My tip for placing too much focus on weak areas is – DON’T FORCE IT. Instead of forcing your child to improve in their weak areas, try to find unique and creative ways to build in on them through fun and interactive activities.

Are you correctly identifying the area of concern?

This is another question that almost seems like a cache 22. Back to story about my son, because I placed so much emphasis on his weakness and what he wasn’t doing, I ignored what were some of the root causes to his muteness.

I figured since me and his dad talk all the time, and his two older siblings talked all the time, surely he would pick it right up. I didn’t see the times when he was trying to communicate but was ignored. Or the times when he needed help with something and instead we just did it for him. When Bryan pointed those two key things out to me, I thought no wonder! Be ignored and have things done for you enough times and you begin to accommodate to that.

This is also something I had to realize with behavior “issues.” When my children begin acting out of character, instead of jumping all over them, I begin the watch process. I watch and see if there is a need not being met that they can’t quite identify and I go from there. Nine times out of ten, it’s simply a case of unmet needs.

Of course I don’t always get it right and it’s a work-in-progress, but that’s just it… My tip for correctly identifying areas of concern is – WATCH. Step back and analyze your child by watching them. They will most likely reveal the issue and often times even better when we’re not standing over them forcing what we think is the problem.

A new way of looking at it…

There are all sorts of labels we can put on our children. With that comes the pressures of fixing and/or removing those labels. May I suggest a new ways of looking at your child’s academic journey?

1. You are more powerful than you think. You have been given the unique and awesome role as a parent and with that comes the amazing journey of figuring out their God-giving gifts and abilities. It will take time, and it will take patience… but they are there.

2. Create a positive schooling experience. Dr. Sheva and I talked thoroughly about the difference between schooling and educating, and either way you look at it, our children should be able to look back and have positive things to say about their academic journey.

3. Take care of yourself. When you are operating at your full potential, that pours over onto your children. This means making time for self-care and not feeling guilty about it!

4. Be a STAR finder. In Anita’s book, she talks about what it means to be a star finder. STAR is an acronym that stands for strengths, talents, abilities, and resources. She walks you through each of these areas, showing us parents a new way to think about our “struggling” students.

I’ve mentioned Anita’s book, Star Finder, several times so I can’t help but end with telling you that it is a must have.
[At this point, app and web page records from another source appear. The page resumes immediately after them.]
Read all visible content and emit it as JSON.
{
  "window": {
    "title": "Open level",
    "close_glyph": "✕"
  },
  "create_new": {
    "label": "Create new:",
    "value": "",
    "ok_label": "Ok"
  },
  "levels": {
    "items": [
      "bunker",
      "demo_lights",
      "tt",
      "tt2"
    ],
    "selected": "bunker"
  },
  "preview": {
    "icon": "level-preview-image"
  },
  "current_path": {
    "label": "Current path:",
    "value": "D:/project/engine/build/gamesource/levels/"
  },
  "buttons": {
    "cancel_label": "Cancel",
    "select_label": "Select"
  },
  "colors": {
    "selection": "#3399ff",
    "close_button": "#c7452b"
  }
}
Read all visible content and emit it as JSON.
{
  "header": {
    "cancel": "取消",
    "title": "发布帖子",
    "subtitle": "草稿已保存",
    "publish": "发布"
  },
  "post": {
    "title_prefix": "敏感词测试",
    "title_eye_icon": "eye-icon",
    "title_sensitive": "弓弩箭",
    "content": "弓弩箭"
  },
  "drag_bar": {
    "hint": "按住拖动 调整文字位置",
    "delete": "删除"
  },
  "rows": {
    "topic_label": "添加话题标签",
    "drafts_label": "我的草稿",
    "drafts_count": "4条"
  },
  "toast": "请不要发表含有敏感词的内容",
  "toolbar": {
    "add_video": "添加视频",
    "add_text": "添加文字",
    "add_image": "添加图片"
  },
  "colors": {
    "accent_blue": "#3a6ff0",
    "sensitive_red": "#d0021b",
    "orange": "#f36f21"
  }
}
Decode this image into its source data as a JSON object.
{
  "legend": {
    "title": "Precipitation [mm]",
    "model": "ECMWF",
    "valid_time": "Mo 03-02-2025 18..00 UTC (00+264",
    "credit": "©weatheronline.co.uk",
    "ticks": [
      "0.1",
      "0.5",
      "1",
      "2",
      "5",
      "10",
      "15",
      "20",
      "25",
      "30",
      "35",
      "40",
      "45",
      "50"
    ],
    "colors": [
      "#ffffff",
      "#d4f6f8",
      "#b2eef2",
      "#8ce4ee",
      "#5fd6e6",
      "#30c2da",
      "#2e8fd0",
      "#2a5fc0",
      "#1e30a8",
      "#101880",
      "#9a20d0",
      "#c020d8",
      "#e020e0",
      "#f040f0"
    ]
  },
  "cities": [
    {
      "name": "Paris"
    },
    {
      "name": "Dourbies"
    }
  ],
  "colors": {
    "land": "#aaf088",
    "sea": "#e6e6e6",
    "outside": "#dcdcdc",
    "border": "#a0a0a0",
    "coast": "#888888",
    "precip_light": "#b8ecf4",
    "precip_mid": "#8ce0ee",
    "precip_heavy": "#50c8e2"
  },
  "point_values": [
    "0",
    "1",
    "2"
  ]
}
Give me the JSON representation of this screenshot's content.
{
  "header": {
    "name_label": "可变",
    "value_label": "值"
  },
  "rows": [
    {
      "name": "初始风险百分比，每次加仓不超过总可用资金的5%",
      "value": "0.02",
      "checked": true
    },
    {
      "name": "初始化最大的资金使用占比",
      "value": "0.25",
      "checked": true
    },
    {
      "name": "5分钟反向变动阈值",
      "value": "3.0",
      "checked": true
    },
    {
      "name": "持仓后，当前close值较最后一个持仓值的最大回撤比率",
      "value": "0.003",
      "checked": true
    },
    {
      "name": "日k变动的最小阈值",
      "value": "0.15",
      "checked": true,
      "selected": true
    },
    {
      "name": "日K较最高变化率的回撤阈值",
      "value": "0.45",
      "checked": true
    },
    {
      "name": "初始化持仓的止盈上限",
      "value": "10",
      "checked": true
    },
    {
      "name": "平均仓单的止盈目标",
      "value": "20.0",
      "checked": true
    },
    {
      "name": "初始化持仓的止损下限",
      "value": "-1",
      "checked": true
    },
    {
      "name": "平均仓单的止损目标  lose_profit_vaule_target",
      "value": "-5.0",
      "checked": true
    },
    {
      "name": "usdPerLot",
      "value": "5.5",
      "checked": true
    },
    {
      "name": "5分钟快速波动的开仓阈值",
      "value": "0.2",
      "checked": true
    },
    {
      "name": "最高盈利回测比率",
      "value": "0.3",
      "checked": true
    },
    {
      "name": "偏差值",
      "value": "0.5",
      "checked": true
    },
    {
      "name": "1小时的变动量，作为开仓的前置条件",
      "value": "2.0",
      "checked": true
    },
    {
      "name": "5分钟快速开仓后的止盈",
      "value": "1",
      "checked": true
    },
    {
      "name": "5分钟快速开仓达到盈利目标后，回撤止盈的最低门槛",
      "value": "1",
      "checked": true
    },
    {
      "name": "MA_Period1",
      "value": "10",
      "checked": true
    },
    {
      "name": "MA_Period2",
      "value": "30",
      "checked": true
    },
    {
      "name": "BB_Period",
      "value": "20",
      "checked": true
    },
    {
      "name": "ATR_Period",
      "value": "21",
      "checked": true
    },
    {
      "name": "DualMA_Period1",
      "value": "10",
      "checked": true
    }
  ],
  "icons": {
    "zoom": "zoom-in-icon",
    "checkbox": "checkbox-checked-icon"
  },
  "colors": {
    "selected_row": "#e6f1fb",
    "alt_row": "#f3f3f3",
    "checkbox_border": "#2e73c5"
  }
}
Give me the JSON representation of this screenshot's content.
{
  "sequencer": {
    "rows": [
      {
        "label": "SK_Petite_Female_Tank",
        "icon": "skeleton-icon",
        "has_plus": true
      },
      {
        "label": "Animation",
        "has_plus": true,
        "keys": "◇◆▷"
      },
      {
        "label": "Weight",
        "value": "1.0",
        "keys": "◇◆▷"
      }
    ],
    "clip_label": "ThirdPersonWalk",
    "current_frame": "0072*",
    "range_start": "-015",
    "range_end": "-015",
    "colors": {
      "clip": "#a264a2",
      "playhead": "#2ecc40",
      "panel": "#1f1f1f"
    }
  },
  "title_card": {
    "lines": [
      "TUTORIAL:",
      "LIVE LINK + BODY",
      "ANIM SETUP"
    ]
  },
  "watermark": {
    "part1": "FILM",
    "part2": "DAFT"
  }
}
It is packed with personal testimonies and real strategies that have been tested, tried, and proven true to helping parents celebrate what their children have versus what they don’t have.

You can also catch an interview I did with Anita talking about this book, and more – CLICK HERE!

I’m also including a free EXCLUSIVE printable – a 5-page Individual Profile Pack – that can be used year after year to help you track your child’s individual and unique developmental journey. This is from my Frugal Moms Guide to DIY Curriculum Planning masterclass for moms.

With this pack you’ll be able to:

  • make special notes and set goals
  • note specific skills that may need improving
  • note any resources, products, activities, etc. that will be used to help
  • document new skills to focus on
  • and have space to jot down additional notes

I recommend notating your child’s strengths and seeing how they can naturally help in areas that may be considered weak. You may download and print as many copies as you need for personal use. Please do not share PDF, but do share this blog post so others can take advantage of it!

CHIME IN: How have you navigated figuring out if your child is really struggling academically? What did you (or didn’t) you do? Share in the comments below!